“Is easy!” the text from the hotel read. “Cross the river to the Cathedral Buen Pastor, go straight to basilica Santa Maria and go up stairs we are in calle mari 21 very easy.”
It wasn’t easy. My phone was dying because I hadn’t had time to recharge it at the Madrid airport since I spent 90 minutes in line to get into Spain. I didn’t see any stairs and I mistook one basilica for another. Furthermore, despite several weeks of diligent study on Duolingo, my Spanish was crap. I could talk about universities and professors, drinking coffee and having a tall daughter, but I couldn’t ask for directions.
The wide avenues and plazas were full of families out to tire the kids on a Sunday afternoons and pleasantly tired, painted marathon runners. Cafes bustled.
“Perdon, hablo ingles?” I asked a passing family.

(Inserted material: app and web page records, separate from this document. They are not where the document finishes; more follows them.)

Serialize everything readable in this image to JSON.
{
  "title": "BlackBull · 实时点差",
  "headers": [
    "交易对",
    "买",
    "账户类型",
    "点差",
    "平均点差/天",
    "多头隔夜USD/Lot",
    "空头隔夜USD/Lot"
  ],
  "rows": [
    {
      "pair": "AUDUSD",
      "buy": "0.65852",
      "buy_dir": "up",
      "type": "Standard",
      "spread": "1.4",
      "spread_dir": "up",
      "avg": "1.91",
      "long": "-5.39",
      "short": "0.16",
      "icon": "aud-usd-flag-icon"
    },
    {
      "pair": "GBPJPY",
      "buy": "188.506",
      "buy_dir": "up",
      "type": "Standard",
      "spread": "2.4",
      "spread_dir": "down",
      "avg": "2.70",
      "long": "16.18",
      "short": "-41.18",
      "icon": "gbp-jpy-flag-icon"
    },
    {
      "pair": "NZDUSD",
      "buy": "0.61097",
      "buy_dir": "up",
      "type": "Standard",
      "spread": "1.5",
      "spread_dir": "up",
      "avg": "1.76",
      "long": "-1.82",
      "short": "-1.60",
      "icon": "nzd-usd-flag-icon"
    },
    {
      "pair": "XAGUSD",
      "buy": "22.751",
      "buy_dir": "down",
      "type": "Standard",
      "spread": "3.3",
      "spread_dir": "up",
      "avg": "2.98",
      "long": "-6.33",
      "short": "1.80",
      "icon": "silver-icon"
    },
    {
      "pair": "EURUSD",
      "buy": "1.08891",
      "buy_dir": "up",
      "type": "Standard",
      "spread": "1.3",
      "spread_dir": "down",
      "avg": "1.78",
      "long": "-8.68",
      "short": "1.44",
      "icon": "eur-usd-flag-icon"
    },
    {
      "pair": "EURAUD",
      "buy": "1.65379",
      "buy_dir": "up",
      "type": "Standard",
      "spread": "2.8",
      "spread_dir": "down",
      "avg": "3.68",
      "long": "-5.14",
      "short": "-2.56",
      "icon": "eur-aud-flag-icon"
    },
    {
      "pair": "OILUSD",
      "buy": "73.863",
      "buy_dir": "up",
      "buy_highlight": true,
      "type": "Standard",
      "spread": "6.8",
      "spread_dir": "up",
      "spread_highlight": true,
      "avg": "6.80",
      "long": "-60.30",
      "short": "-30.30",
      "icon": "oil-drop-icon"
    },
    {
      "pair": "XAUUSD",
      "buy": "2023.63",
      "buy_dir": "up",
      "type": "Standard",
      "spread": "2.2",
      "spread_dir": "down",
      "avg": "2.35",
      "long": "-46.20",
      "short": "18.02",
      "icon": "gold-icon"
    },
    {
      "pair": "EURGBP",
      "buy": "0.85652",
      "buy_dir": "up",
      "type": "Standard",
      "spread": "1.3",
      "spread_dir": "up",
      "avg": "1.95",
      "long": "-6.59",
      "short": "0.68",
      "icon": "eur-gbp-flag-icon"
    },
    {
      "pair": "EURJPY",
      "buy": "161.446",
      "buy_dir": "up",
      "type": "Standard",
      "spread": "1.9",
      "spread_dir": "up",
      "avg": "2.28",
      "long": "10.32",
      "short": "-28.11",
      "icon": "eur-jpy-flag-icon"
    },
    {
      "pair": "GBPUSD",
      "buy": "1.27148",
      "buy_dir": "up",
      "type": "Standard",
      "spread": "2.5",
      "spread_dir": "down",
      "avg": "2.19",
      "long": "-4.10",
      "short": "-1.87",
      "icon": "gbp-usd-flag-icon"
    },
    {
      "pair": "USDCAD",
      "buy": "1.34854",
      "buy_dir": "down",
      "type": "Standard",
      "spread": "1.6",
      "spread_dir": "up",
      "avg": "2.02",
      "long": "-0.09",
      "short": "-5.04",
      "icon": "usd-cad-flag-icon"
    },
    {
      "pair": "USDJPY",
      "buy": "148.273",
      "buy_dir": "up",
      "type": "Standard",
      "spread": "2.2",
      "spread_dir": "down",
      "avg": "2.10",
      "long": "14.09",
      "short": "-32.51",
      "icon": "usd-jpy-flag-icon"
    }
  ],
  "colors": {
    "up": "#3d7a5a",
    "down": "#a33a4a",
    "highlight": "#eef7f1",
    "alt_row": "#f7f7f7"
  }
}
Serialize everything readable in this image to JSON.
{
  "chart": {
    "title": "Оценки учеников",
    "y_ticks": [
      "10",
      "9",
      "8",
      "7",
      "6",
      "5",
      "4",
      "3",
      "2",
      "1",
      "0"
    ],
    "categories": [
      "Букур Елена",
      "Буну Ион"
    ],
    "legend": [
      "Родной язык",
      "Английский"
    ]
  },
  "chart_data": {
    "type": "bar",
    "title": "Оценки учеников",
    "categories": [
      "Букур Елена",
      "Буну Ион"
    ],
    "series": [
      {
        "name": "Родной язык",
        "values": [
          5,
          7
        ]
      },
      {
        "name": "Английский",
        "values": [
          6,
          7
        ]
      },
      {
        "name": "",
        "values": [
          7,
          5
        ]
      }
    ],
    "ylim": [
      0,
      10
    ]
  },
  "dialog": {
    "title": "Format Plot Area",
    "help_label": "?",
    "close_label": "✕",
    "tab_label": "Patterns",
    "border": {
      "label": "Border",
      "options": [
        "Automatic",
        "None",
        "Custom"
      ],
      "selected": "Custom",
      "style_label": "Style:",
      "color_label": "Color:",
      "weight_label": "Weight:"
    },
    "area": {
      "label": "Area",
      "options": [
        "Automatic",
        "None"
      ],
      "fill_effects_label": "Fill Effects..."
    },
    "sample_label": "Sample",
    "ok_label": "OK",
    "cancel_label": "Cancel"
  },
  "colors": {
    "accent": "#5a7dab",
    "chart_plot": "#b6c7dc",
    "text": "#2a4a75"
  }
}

They didn’t really, but they helpfully called the hotel, and then haltingly told me that it was a 20 minute walk, which I refused to believe. (It was.) I was handed off to a man with a bicycle, and then I handed myself off to a man I stopped (“Perdon, hablo ingles?” “Yes, of course.”) who happened to be an English teacher. He delivered me to the door of the hotel, which was by then worriedly awaiting my arrival, since the call from the family. They had called me to check on my progress but of course, my phone was dead.
I was so grateful to the English teacher – Xavier, my savior – that I gave him the copy of CENSORETTES I had brought along on the trip in case any of my fellow students at the retreat wanted one. This left me with two books, THE GREAT GOOD PLACE by Ray Oldenburg, which is research for the dog café project, and THE ART OF SYNTAX, part of Greywolf Press’s THE ART OF series. And, of course, THE POWER BROKER by Robert Caro because you can’t write a history of New York City, even a tiny fragment of it, without referencing Robert Moses. One of his great works, after all, is the Triborough Bridge, which ends in Astoria. I downloaded it as an Audible book, my second-ever audiobook. It is 66 hours long and of course, it is eating up massive amounts of space on my phone. Hence, it keeps dying.
The next day, another bus brought us deeper into the heart of Basque country, and then we were collected by van and brought to the retreat, which is unspeakably lovely.
After a night of chatting, I fell into the bed of my room above the kitchen, a charming room that made me feel like some intrepid mid-century traveler, a female Patrick Leigh Fermor.
This morning we had our first workshop, with the savvy and kindly Diana Friedman. The topic was SETTING. She generously used the opening of CENSORETTES as an example of an effective setting. My fellow retreaters were very kind, but I had no copy to give them, thanks to Xavier.
But at least now I can say I have international distribution.